congresos y reuniones científicas
Ground beetles assemblages (Coleoptera, Carabidae) along elevational gradients in NW Patagonia.
WERENKRAUT, VICTORIA; SPEZIALE, KARINA L.
San Carlos de Bariloche
Congreso; VI Southern Connection Congress; 2010

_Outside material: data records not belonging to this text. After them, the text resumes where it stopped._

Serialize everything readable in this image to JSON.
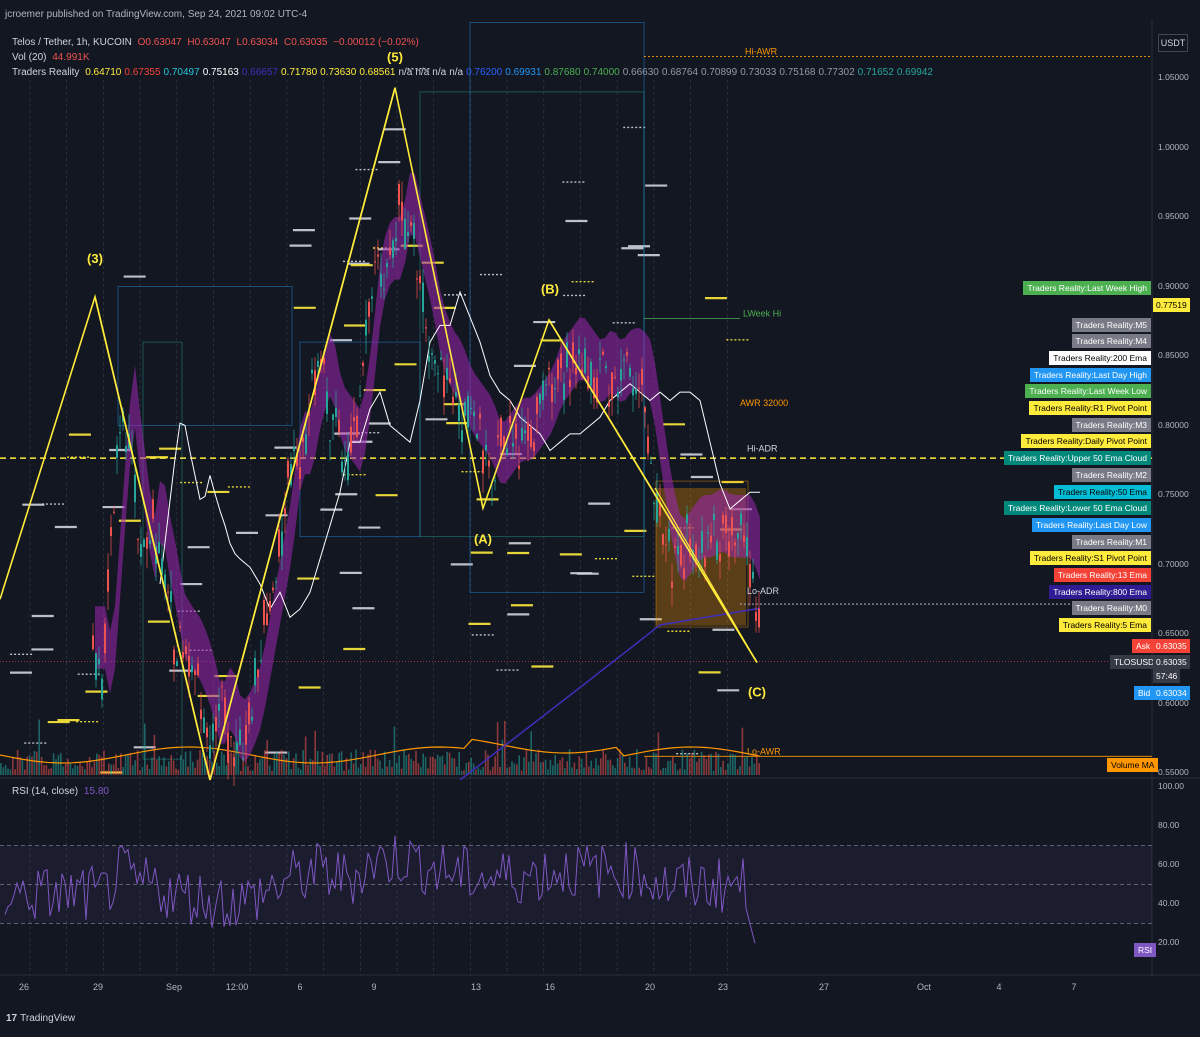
{
  "publish_line": "jcroemer published on TradingView.com, Sep 24, 2021 09:02 UTC-4",
  "footer_brand": "TradingView",
  "header": {
    "symbol": "Telos / Tether, 1h, KUCOIN",
    "o": "O0.63047",
    "h": "H0.63047",
    "l": "L0.63034",
    "c": "C0.63035",
    "chg": "−0.00012 (−0.02%)",
    "vol_label": "Vol (20)",
    "vol_value": "44.991K",
    "tr_label": "Traders Reality",
    "tr_values": [
      {
        "v": "0.64710",
        "c": "#ffeb3b"
      },
      {
        "v": "0.67355",
        "c": "#f44336"
      },
      {
        "v": "0.70497",
        "c": "#26c6da"
      },
      {
        "v": "0.75163",
        "c": "#ffffff"
      },
      {
        "v": "0.66657",
        "c": "#3f2ebd"
      },
      {
        "v": "0.71780",
        "c": "#ffeb3b"
      },
      {
        "v": "0.73630",
        "c": "#ffeb3b"
      },
      {
        "v": "0.68561",
        "c": "#ffeb3b"
      },
      {
        "v": "n/a",
        "c": "#d1d4dc"
      },
      {
        "v": "n/a",
        "c": "#d1d4dc"
      },
      {
        "v": "n/a",
        "c": "#d1d4dc"
      },
      {
        "v": "n/a",
        "c": "#d1d4dc"
      },
      {
        "v": "0.76200",
        "c": "#2962ff"
      },
      {
        "v": "0.69931",
        "c": "#2196f3"
      },
      {
        "v": "0.87680",
        "c": "#4caf50"
      },
      {
        "v": "0.74000",
        "c": "#4caf50"
      },
      {
        "v": "0.66630",
        "c": "#9598a1"
      },
      {
        "v": "0.68764",
        "c": "#9598a1"
      },
      {
        "v": "0.70899",
        "c": "#9598a1"
      },
      {
        "v": "0.73033",
        "c": "#9598a1"
      },
      {
        "v": "0.75168",
        "c": "#9598a1"
      },
      {
        "v": "0.77302",
        "c": "#9598a1"
      },
      {
        "v": "0.71652",
        "c": "#26a69a"
      },
      {
        "v": "0.69942",
        "c": "#26a69a"
      }
    ]
  },
  "currency": "USDT",
  "rsi_label": "RSI (14, close)",
  "rsi_value": "15.80",
  "rsi_tag": "RSI",
  "ask_label": "Ask",
  "ask_value": "0.63035",
  "sym_label": "TLOSUSDT",
  "sym_value": "0.63035",
  "countdown": "57:46",
  "bid_label": "Bid",
  "bid_value": "0.63034",
  "last_week_high_value": "0.77519",
  "volume_ma_tag": "Volume MA",
  "colors": {
    "background": "#131722",
    "up": "#26a69a",
    "down": "#ef5350",
    "ema_cloud": "#9c27b0",
    "elliott": "#ffeb3b"
  },
  "right_tags": [
    {
      "text": "Traders Reality:Last Week High",
      "bg": "#4caf50",
      "fg": "#ffffff",
      "price": 0.899
    },
    {
      "text": "Traders Reality:M5",
      "bg": "#787b86",
      "fg": "#ffffff",
      "price": 0.8725
    },
    {
      "text": "Traders Reality:M4",
      "bg": "#787b86",
      "fg": "#ffffff",
      "price": 0.8605
    },
    {
      "text": "Traders Reality:200 Ema",
      "bg": "#ffffff",
      "fg": "#000000",
      "price": 0.8485
    },
    {
      "text": "Traders Reality:Last Day High",
      "bg": "#2196f3",
      "fg": "#ffffff",
      "price": 0.8365
    },
    {
      "text": "Traders Reality:Last Week Low",
      "bg": "#4caf50",
      "fg": "#ffffff",
      "price": 0.8245
    },
    {
      "text": "Traders Reality:R1 Pivot Point",
      "bg": "#ffeb3b",
      "fg": "#000000",
      "price": 0.8125
    },
    {
      "text": "Traders Reality:M3",
      "bg": "#787b86",
      "fg": "#ffffff",
      "price": 0.8005
    },
    {
      "text": "Traders Reality:Daily Pivot Point",
      "bg": "#ffeb3b",
      "fg": "#000000",
      "price": 0.7885
    },
    {
      "text": "Traders Reality:Upper 50 Ema Cloud",
      "bg": "#00897b",
      "fg": "#ffffff",
      "price": 0.7765
    },
    {
      "text": "Traders Reality:M2",
      "bg": "#787b86",
      "fg": "#ffffff",
      "price": 0.7645
    },
    {
      "text": "Traders Reality:50 Ema",
      "bg": "#00bcd4",
      "fg": "#000000",
      "price": 0.7525
    },
    {
      "text": "Traders Reality:Lower 50 Ema Cloud",
      "bg": "#00897b",
      "fg": "#ffffff",
      "price": 0.7405
    },
    {
      "text": "Traders Reality:Last Day Low",
      "bg": "#2196f3",
      "fg": "#ffffff",
      "price": 0.7285
    },
    {
      "text": "Traders Reality:M1",
      "bg": "#787b86",
      "fg": "#ffffff",
      "price": 0.7165
    },
    {
      "text": "Traders Reality:S1 Pivot Point",
      "bg": "#ffeb3b",
      "fg": "#000000",
      "price": 0.7045
    },
    {
      "text": "Traders Reality:13 Ema",
      "bg": "#f44336",
      "fg": "#ffffff",
      "price": 0.6925
    },
    {
      "text": "Traders Reality:800 Ema",
      "bg": "#311b92",
      "fg": "#ffffff",
      "price": 0.6805
    },
    {
      "text": "Traders Reality:M0",
      "bg": "#787b86",
      "fg": "#ffffff",
      "price": 0.6685
    },
    {
      "text": "Traders Reality:5 Ema",
      "bg": "#ffeb3b",
      "fg": "#000000",
      "price": 0.6565
    }
  ],
  "level_labels": [
    {
      "text": "Hi-AWR",
      "color": "#ff9800",
      "price": 1.0655
    },
    {
      "text": "LWeek Hi",
      "color": "#4caf50",
      "price": 0.877
    },
    {
      "text": "AWR 32000",
      "color": "#ff9800",
      "price": 0.8125
    },
    {
      "text": "Hi-ADR",
      "color": "#d1d4dc",
      "price": 0.78
    },
    {
      "text": "Lo-ADR",
      "color": "#d1d4dc",
      "price": 0.6775
    },
    {
      "text": "Lo-AWR",
      "color": "#ff9800",
      "price": 0.562
    }
  ],
  "chart_data": {
    "type": "candlestick",
    "symbol": "TLOSUSDT",
    "ylim": [
      0.545,
      1.09
    ],
    "y_ticks": [
      "1.05000",
      "1.00000",
      "0.95000",
      "0.90000",
      "0.85000",
      "0.80000",
      "0.75000",
      "0.70000",
      "0.65000",
      "0.60000",
      "0.55000"
    ],
    "x_ticks": [
      {
        "label": "26",
        "x": 24
      },
      {
        "label": "29",
        "x": 98
      },
      {
        "label": "Sep",
        "x": 174
      },
      {
        "label": "12:00",
        "x": 237
      },
      {
        "label": "6",
        "x": 300
      },
      {
        "label": "9",
        "x": 374
      },
      {
        "label": "13",
        "x": 476
      },
      {
        "label": "16",
        "x": 550
      },
      {
        "label": "20",
        "x": 650
      },
      {
        "label": "23",
        "x": 723
      },
      {
        "label": "27",
        "x": 824
      },
      {
        "label": "Oct",
        "x": 924
      },
      {
        "label": "4",
        "x": 999
      },
      {
        "label": "7",
        "x": 1074
      }
    ],
    "price_path": [
      [
        95,
        0.64
      ],
      [
        100,
        0.61
      ],
      [
        108,
        0.69
      ],
      [
        115,
        0.76
      ],
      [
        122,
        0.82
      ],
      [
        128,
        0.78
      ],
      [
        135,
        0.74
      ],
      [
        142,
        0.7
      ],
      [
        150,
        0.74
      ],
      [
        158,
        0.705
      ],
      [
        165,
        0.68
      ],
      [
        172,
        0.65
      ],
      [
        180,
        0.64
      ],
      [
        190,
        0.63
      ],
      [
        200,
        0.61
      ],
      [
        210,
        0.58
      ],
      [
        220,
        0.6
      ],
      [
        230,
        0.57
      ],
      [
        240,
        0.58
      ],
      [
        250,
        0.6
      ],
      [
        260,
        0.64
      ],
      [
        270,
        0.68
      ],
      [
        280,
        0.72
      ],
      [
        290,
        0.78
      ],
      [
        300,
        0.78
      ],
      [
        310,
        0.82
      ],
      [
        320,
        0.84
      ],
      [
        330,
        0.8
      ],
      [
        340,
        0.79
      ],
      [
        350,
        0.78
      ],
      [
        360,
        0.83
      ],
      [
        370,
        0.9
      ],
      [
        380,
        0.92
      ],
      [
        390,
        0.92
      ],
      [
        400,
        0.96
      ],
      [
        410,
        0.93
      ],
      [
        420,
        0.9
      ],
      [
        430,
        0.86
      ],
      [
        440,
        0.84
      ],
      [
        450,
        0.83
      ],
      [
        460,
        0.81
      ],
      [
        470,
        0.8
      ],
      [
        480,
        0.79
      ],
      [
        490,
        0.77
      ],
      [
        500,
        0.78
      ],
      [
        510,
        0.79
      ],
      [
        520,
        0.79
      ],
      [
        530,
        0.8
      ],
      [
        540,
        0.81
      ],
      [
        550,
        0.83
      ],
      [
        560,
        0.84
      ],
      [
        570,
        0.85
      ],
      [
        580,
        0.84
      ],
      [
        590,
        0.83
      ],
      [
        600,
        0.84
      ],
      [
        610,
        0.83
      ],
      [
        620,
        0.84
      ],
      [
        630,
        0.84
      ],
      [
        640,
        0.83
      ],
      [
        650,
        0.78
      ],
      [
        660,
        0.73
      ],
      [
        670,
        0.7
      ],
      [
        680,
        0.71
      ],
      [
        690,
        0.72
      ],
      [
        700,
        0.72
      ],
      [
        710,
        0.725
      ],
      [
        720,
        0.72
      ],
      [
        730,
        0.72
      ],
      [
        740,
        0.72
      ],
      [
        750,
        0.7
      ],
      [
        756,
        0.66
      ],
      [
        760,
        0.63
      ]
    ],
    "elliott_wave": [
      {
        "label": "(3)",
        "x": 95,
        "price": 0.8925
      },
      {
        "label": "",
        "x": 210,
        "price": 0.545
      },
      {
        "label": "(5)",
        "x": 395,
        "price": 1.043
      },
      {
        "label": "(A)",
        "x": 483,
        "price": 0.7405
      },
      {
        "label": "(B)",
        "x": 549,
        "price": 0.876
      },
      {
        "label": "(C)",
        "x": 757,
        "price": 0.6295
      }
    ],
    "dashed_level": 0.7765,
    "last_price": 0.63035,
    "rsi": {
      "ylim": [
        10,
        100
      ],
      "ticks": [
        "100.00",
        "80.00",
        "60.00",
        "40.00",
        "20.00"
      ],
      "bands": [
        30,
        70
      ],
      "last": 15.8
    }
  }
}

The study of species distribution along environmental gradients can shed light on the factors governing and maintaining species diversity, and provide useful information for species conservation. In particular, altitudinal gradients offer a good scenario for these studies given they provide significant changes in environmental variables within relatively short distances. We examined the variation in ground beetles community composition along five altitudinal transects ranging from 800 to 2000 m.a.s.l., within Nahuel Huapi National Park, Patagonia, Argentina. Sampling plots were placed every 100 m of altitude from the base to the summit of each mountain. We used pitfall traps to sample insects during four sampling periods spread along two years. Biotic and abiotic environmental variables were also recorded. We used canonical correspondence analysis to determine the relationship between beetles assemblage structure and the environmental variables. We collected 6207 carabid beetles representing 21 species. The analysis showed three main assemblages of beetles. A small group of high altitude species was associated with open habitats and low temperatures. A second group was related to an increase in tree cover and minimum temperature, and was repelled by the presence of carnivorous ants. The remaining species were positively related to plant species richness. Thus, both biotic and abiotic factors affect carabid species distributions along elevational gradients in Patagonia.